Show each line of the listing in which the word "text" occurs.
Materials provided Block Start
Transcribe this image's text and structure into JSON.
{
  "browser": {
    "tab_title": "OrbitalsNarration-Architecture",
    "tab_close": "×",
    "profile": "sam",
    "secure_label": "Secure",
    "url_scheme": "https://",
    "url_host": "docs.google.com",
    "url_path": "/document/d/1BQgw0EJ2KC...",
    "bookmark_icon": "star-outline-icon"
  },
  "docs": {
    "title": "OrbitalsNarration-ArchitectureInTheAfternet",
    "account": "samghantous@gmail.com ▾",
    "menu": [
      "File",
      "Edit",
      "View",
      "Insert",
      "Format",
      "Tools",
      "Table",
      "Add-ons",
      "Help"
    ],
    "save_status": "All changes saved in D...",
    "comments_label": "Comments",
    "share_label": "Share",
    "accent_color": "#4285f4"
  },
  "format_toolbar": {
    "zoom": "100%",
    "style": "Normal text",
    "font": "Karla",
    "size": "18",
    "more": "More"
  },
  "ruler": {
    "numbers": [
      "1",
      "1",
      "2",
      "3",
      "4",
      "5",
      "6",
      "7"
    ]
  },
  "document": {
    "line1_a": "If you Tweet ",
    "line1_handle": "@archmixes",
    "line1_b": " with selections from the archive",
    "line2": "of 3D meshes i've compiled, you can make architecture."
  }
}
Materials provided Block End
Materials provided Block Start
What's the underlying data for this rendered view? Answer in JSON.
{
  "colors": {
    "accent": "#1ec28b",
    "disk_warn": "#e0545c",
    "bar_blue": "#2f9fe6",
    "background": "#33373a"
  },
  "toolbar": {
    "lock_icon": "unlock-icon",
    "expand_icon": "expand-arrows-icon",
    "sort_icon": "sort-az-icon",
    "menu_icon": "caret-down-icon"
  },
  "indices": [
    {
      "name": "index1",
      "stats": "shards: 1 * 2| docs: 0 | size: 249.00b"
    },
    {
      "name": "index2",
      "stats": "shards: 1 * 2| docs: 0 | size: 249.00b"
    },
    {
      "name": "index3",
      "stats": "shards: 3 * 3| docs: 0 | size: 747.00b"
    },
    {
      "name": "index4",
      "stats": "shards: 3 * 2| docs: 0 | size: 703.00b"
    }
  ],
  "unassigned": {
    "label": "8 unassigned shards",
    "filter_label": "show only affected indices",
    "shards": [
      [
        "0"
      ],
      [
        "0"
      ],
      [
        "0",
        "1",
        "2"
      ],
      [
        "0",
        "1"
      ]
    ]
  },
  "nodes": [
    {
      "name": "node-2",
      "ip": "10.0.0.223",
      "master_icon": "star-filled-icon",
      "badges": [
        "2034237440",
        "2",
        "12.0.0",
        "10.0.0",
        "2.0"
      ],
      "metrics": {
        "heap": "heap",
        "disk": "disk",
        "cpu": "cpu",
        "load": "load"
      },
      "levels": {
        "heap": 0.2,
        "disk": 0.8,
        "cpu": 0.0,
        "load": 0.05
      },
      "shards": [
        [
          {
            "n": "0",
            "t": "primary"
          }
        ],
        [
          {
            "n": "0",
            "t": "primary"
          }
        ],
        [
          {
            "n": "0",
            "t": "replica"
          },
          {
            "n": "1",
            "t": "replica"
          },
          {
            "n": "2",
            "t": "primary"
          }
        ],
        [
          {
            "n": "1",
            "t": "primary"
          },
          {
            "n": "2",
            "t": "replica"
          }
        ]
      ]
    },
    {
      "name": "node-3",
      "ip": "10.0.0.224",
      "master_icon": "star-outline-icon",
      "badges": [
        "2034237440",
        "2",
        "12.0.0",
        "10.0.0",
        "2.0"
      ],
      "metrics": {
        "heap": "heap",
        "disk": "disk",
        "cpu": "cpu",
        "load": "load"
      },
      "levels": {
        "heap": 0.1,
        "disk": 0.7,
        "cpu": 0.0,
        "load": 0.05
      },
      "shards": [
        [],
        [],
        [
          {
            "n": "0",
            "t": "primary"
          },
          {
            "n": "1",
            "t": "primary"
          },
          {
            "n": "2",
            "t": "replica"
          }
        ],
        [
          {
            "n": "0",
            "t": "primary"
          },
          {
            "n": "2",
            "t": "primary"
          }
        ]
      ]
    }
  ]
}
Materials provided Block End
= Answer area =
Transcribe this image's text and structure into JSON.
    "style": "Normal text",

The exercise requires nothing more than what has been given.